"We never want to be just a group that kind of swoops in and wants to start just selling cannabis without introducing ourselves first and without actually making ourselves part of the community," Vanisko said.
What is a hookah?
Copening, who is looking to lease 48 Wintonbury Mall for a hookah lounge and gaming room, describes the business in it's application as "a place of fun and relaxation for its customers and the community."
Hookah is a way to smoke via water pipes, usually in a social setting. In the permit application, it states that JXC Hookah pipes contain .05 percent nicotine.
"Our coal that we use is coconut so it's organic," Copening said. "Everything that we do is top notch luxury. We want to provide the best service to our customers and have them basically have a great night out."

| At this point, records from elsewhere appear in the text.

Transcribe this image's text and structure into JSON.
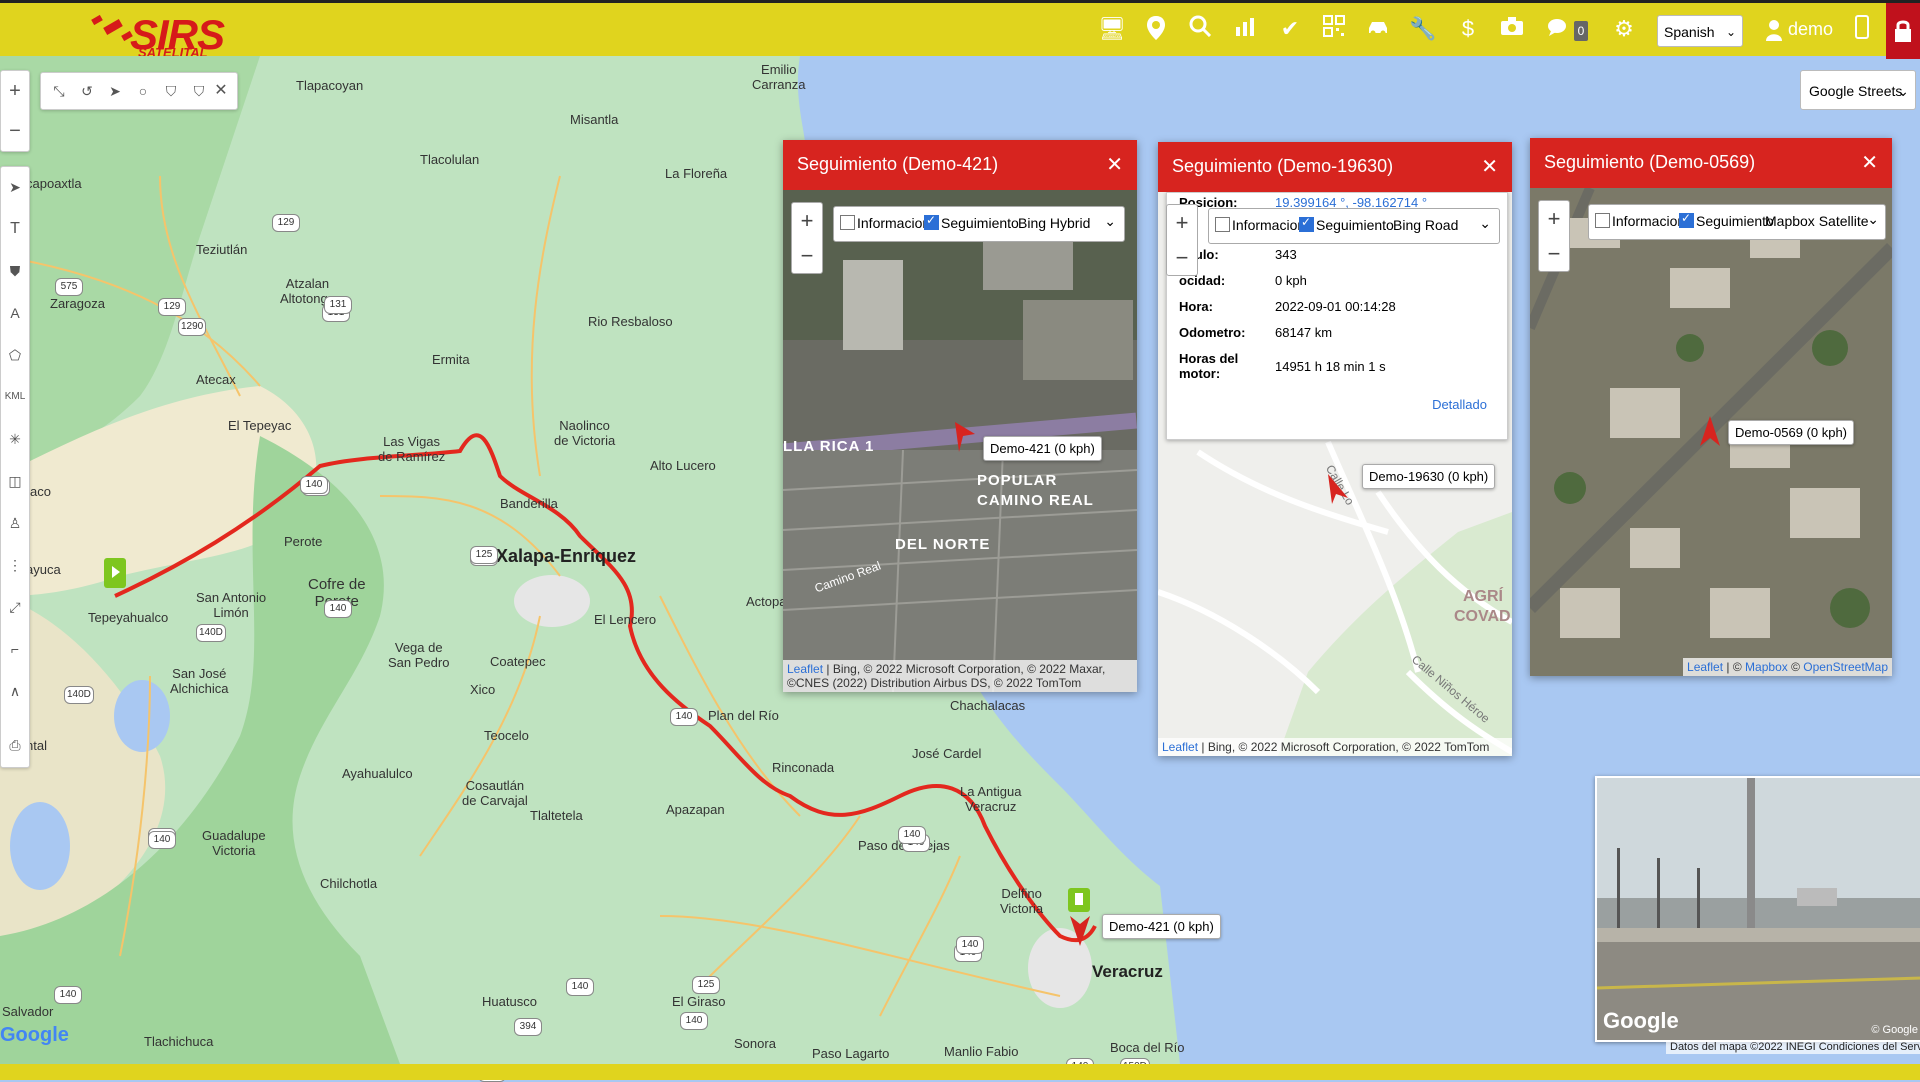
{
  "app": {
    "logo_text": "SIRS",
    "logo_sub": "SATELITAL"
  },
  "topbar": {
    "icons": [
      "monitor-icon",
      "location-pin-icon",
      "search-icon",
      "chart-icon",
      "check-icon",
      "qr-code-icon",
      "car-icon",
      "wrench-icon",
      "dollar-icon",
      "camera-icon",
      "chat-icon",
      "gear-icon",
      "phone-icon",
      "lock-icon"
    ],
    "chat_count": "0",
    "language": "Spanish",
    "user": "demo"
  },
  "basemap": {
    "selected": "Google Streets"
  },
  "places": [
    {
      "name": "Tlapacoyan"
    },
    {
      "name": "Emilio\nCarranza"
    },
    {
      "name": "Misantla"
    },
    {
      "name": "Tlacolulan"
    },
    {
      "name": "La Floreña"
    },
    {
      "name": "Teziutlán"
    },
    {
      "name": "Atzalan\nAltotonga"
    },
    {
      "name": "Zaragoza"
    },
    {
      "name": "Rio Resbaloso"
    },
    {
      "name": "Ermita"
    },
    {
      "name": "Atecax"
    },
    {
      "name": "El Tepeyac"
    },
    {
      "name": "Las Vigas\nde Ramírez"
    },
    {
      "name": "Naolinco\nde Victoria"
    },
    {
      "name": "Alto Lucero"
    },
    {
      "name": "Banderilla"
    },
    {
      "name": "Perote"
    },
    {
      "name": "Xalapa-Enríquez"
    },
    {
      "name": "Cofre de\nPerote"
    },
    {
      "name": "San Antonio\nLimón"
    },
    {
      "name": "Tepeyahualco"
    },
    {
      "name": "El Lencero"
    },
    {
      "name": "Actopa"
    },
    {
      "name": "San José\nAlchichica"
    },
    {
      "name": "Vega de\nSan Pedro"
    },
    {
      "name": "Coatepec"
    },
    {
      "name": "Xico"
    },
    {
      "name": "Plan del Río"
    },
    {
      "name": "Teocelo"
    },
    {
      "name": "Chachalacas"
    },
    {
      "name": "Rinconada"
    },
    {
      "name": "José Cardel"
    },
    {
      "name": "Ayahualulco"
    },
    {
      "name": "Cosautlán\nde Carvajal"
    },
    {
      "name": "Tlaltetela"
    },
    {
      "name": "Apazapan"
    },
    {
      "name": "La Antigua\nVeracruz"
    },
    {
      "name": "Guadalupe\nVictoria"
    },
    {
      "name": "Paso de Ovejas"
    },
    {
      "name": "Chilchotla"
    },
    {
      "name": "Delfino\nVictoria"
    },
    {
      "name": "Veracruz"
    },
    {
      "name": "Huatusco"
    },
    {
      "name": "El Giraso"
    },
    {
      "name": "Salvador"
    },
    {
      "name": "Tlachichuca"
    },
    {
      "name": "Sonora"
    },
    {
      "name": "Paso Lagarto"
    },
    {
      "name": "Manlio Fabio"
    },
    {
      "name": "Boca del Río"
    },
    {
      "name": "capoaxtla"
    },
    {
      "name": "ayuca"
    },
    {
      "name": "aco"
    },
    {
      "name": "ntal"
    }
  ],
  "route_marker": {
    "label": "Demo-421 (0 kph)"
  },
  "popups": [
    {
      "title": "Seguimiento (Demo-421)",
      "info_label": "Informacion",
      "track_label": "Seguimiento",
      "layer": "Bing Hybrid",
      "marker_label": "Demo-421 (0 kph)",
      "streets": [
        "LLA RICA 1",
        "POPULAR",
        "CAMINO REAL",
        "DEL NORTE",
        "Camino Real"
      ],
      "attribution_link": "Leaflet",
      "attribution": "| Bing, © 2022 Microsoft Corporation, © 2022 Maxar, ©CNES (2022) Distribution Airbus DS, © 2022 TomTom"
    },
    {
      "title": "Seguimiento (Demo-19630)",
      "info_label": "Informacion",
      "track_label": "Seguimiento",
      "layer": "Bing Road",
      "marker_label": "Demo-19630 (0 kph)",
      "info": {
        "posicion_k": "Posicion:",
        "posicion_v": "19.399164 °, -98.162714 °",
        "angulo_k": "ngulo:",
        "angulo_v": "343",
        "velocidad_k": "ocidad:",
        "velocidad_v": "0 kph",
        "hora_k": "Hora:",
        "hora_v": "2022-09-01 00:14:28",
        "odometro_k": "Odometro:",
        "odometro_v": "68147 km",
        "horas_k": "Horas del motor:",
        "horas_v": "14951 h 18 min 1 s",
        "detail": "Detallado"
      },
      "streets": [
        "AGRÍ",
        "COVAD",
        "Calle Niños Héroe",
        "Calle Lo"
      ],
      "attribution_link": "Leaflet",
      "attribution": "| Bing, © 2022 Microsoft Corporation, © 2022 TomTom"
    },
    {
      "title": "Seguimiento (Demo-0569)",
      "info_label": "Informacion",
      "track_label": "Seguimiento",
      "layer": "Mapbox Satellite",
      "marker_label": "Demo-0569 (0 kph)",
      "attribution_link": "Leaflet",
      "attribution_mid": "| ©",
      "attribution_mapbox": "Mapbox",
      "attribution_sep": "©",
      "attribution_osm": "OpenStreetMap"
    }
  ],
  "streetview": {
    "brand": "Google",
    "copyright": "© Google"
  },
  "map_credits": "Datos del mapa ©2022 INEGI   Condiciones del Servicio",
  "google_logo": "Google",
  "highways": [
    "129",
    "575",
    "131",
    "1290",
    "129",
    "131",
    "140",
    "140",
    "140D",
    "140D",
    "140",
    "140",
    "140",
    "140",
    "140",
    "140",
    "150D",
    "180",
    "394",
    "125",
    "125",
    "140",
    "140",
    "140",
    "140",
    "140",
    "140",
    "140"
  ]
}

The company currently operates a mobile hookah service, but sought a permit in Middletown prior to a hookah ban in that city. Now they have set their sights on Bloomfield — a town with a close personal connection for Copening.
"I grew up in Hartford, my mom lives in Bloomfield," Copening said. "I grew up in that area, all my life. So I pretty much say that I'm a resident myself. I want to see something that people can enjoy for the area."
The Wintonbury Mall has been a site of controversy because of the high number of vacant units, despite its prominent downtown location. In the past the town considered using eminent domain to seize the property from California-based Los Cabos II Equities. More recently the owner, Shawn Bidsal, has done some exterior renovations.
Copening said Bidsal and Los Cabos II Equities have been accommodating to his business proposal.
"The process right now has been has been pretty good," Copening said. "I haven't really seen anything that I would say is out of the ordinary at this point."
The lounge would be open until midnight on Tuesday and Wednesday, 1 a.m. on Thursday, and 2 a.m. Friday and Saturday. The business would close at 8 p.m. on Sundays.
Politis said he has concerns about the hours of a business like this in the center of town.
"I'm just not certain a hookah lounge is a proper business, something that has to be open in the wee hours in the morning," Politis said.
The PZC previously approved a hookah lounge in a more industrial area of town on Tobey Road, but it has yet to open.
Thursday's meeting is entirely virtual. Residents interested in participating or watching can do so here.